There are lots of different dairy products in the shops. Some products are full fat, some are low fat, some are reduced fat and the list goes on. All these choices can make it hard to know what is best for your child. Click here to find out what Kate Holland, childhood dietitian, had to say about dairy and dairy alternatives.
Dairy products are foods such as milk, cheese and yoghurt. These foods are a good source of calcium. Calcium helps your bones and teeth stay healthy and strong.
In the first six months your baby will get all the calcium they need from breastmilk. This is why Ms Holland recommends waiting until your child is around 6 months of age before introducing solid foods like cow's milk and yoghurt.
When your child is ready for solids, Ms Holland recommends introducing dairy products slowly. “Cow's milk can be used in small amounts for cooking and on breakfast cereal. Breastmilk should be your child's main drink.”
After 12 months, your baby can drink more cow's milk; however they should drink no more than 500mL in a day. “Too much cow's milk can lead to low levels of iron. It is important to make sure your child gets a balance of what they need” says Ms Holland.
Other dairy products like cheese and yogurt can be introduced with other solids around 6 months of age. Ms Holland suggests introducing a variety of vegetables and meat first as your baby will still be getting the calcium they need from breastmilk.
The amount of dairy your child needs depends on their age. Generally they should have between 2-3 serves of dairy per day. A serve of dairy is one cup of milk (250mL), a tub of yoghurt (200g) or 2 slices of cheese (40g).
“Dairy is often forgotten about when it comes to lunch boxes, but it is a healthy snack” says Ms Holland. For example, cheese can be added to sandwiches, melted over vegetables, eaten as a snack or used in cooking. For more lunch box ideas click here

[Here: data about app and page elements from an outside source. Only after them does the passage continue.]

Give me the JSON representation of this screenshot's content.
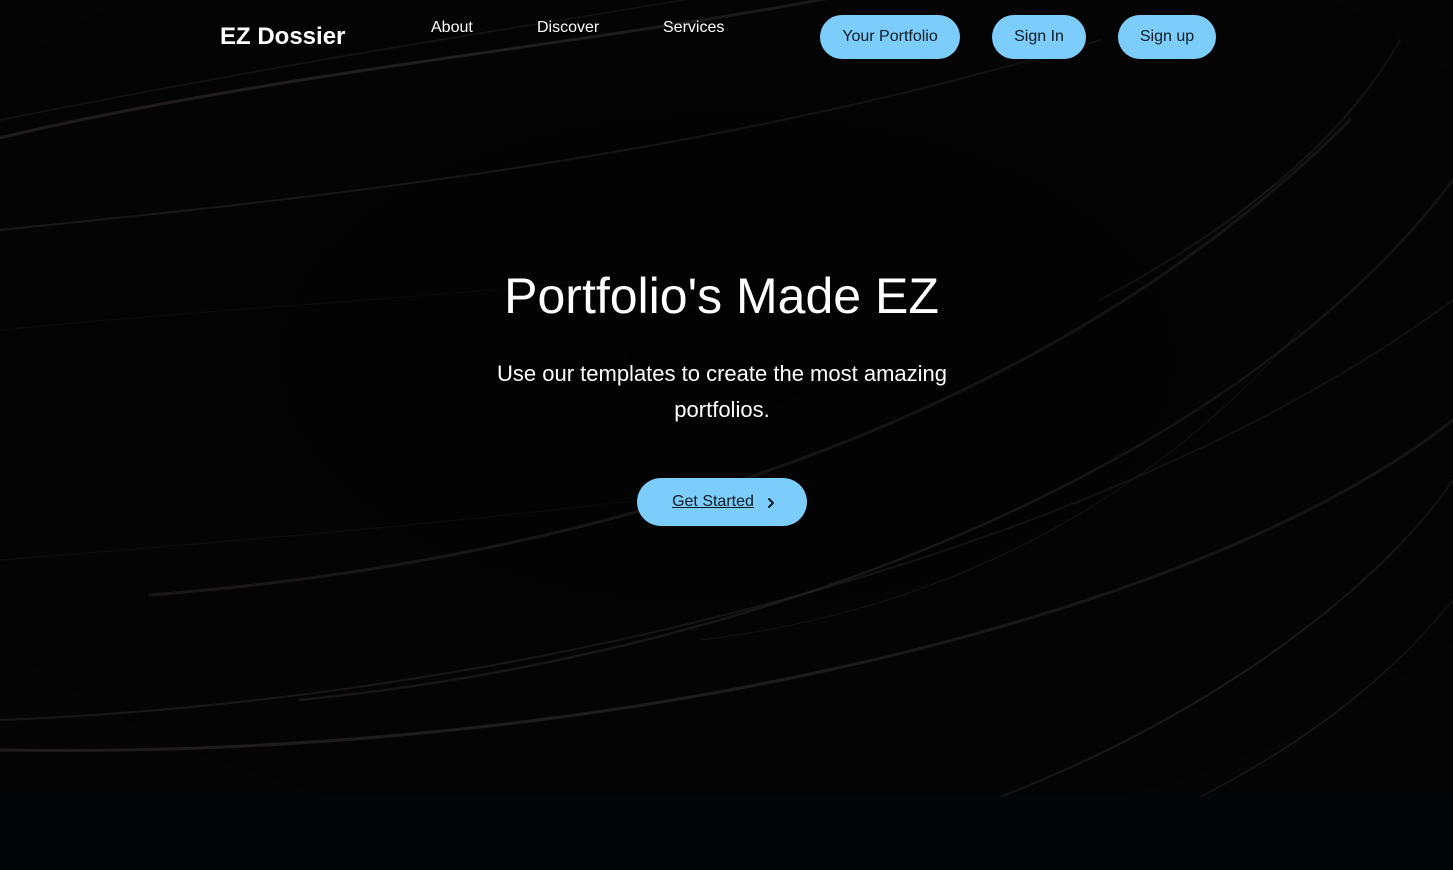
{
  "brand": {
    "name": "EZ Dossier"
  },
  "nav": {
    "links": [
      {
        "label": "About"
      },
      {
        "label": "Discover"
      },
      {
        "label": "Services"
      }
    ],
    "buttons": [
      {
        "label": "Your Portfolio"
      },
      {
        "label": "Sign In"
      },
      {
        "label": "Sign up"
      }
    ]
  },
  "hero": {
    "title": "Portfolio's Made EZ",
    "subtitle": "Use our templates to create the most amazing portfolios.",
    "cta_label": "Get Started",
    "cta_icon": "chevron-right-icon",
    "background": "dark swirl lines"
  },
  "colors": {
    "accent": "#7dcdfc",
    "hero_background": "#030303",
    "footer_background": "#010709",
    "text": "#ffffff",
    "button_text": "#0c1b24"
  }
}
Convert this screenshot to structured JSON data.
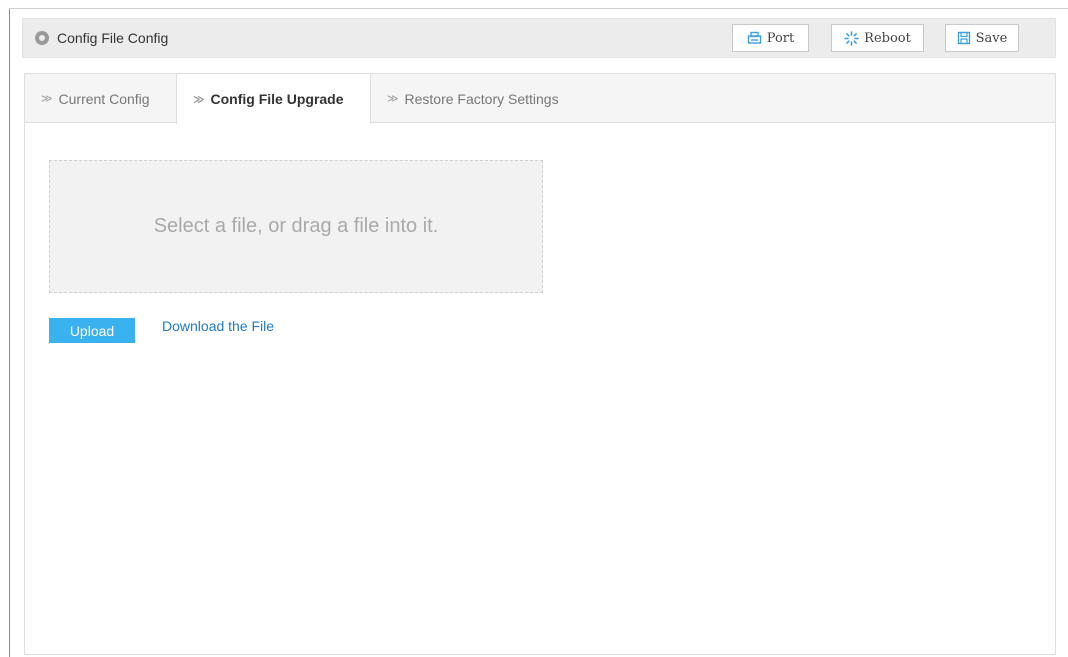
{
  "header": {
    "title": "Config File Config",
    "icon": "location-pin-icon"
  },
  "toolbar": {
    "port_label": "Port",
    "reboot_label": "Reboot",
    "save_label": "Save"
  },
  "tabs": [
    {
      "label": "Current Config",
      "active": false
    },
    {
      "label": "Config File Upgrade",
      "active": true
    },
    {
      "label": "Restore Factory Settings",
      "active": false
    }
  ],
  "upgrade": {
    "dropzone_text": "Select a file, or drag a file into it.",
    "upload_label": "Upload",
    "download_label": "Download the File"
  },
  "colors": {
    "accent": "#3bb2f0",
    "link": "#1f7ac7",
    "reboot_icon": "#3aa0e0"
  }
}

Dairy is an important part of a healthy diet and a healthy diet will help your child grow and develop. If you are worried about what or how much your child is eating speak to your local doctor or a childhood dietitian.
If you live in Sydney Local Health District contact the Child Health Information Link on 9562 5400, select option 2 and ask for a referral to a childhood dietitian.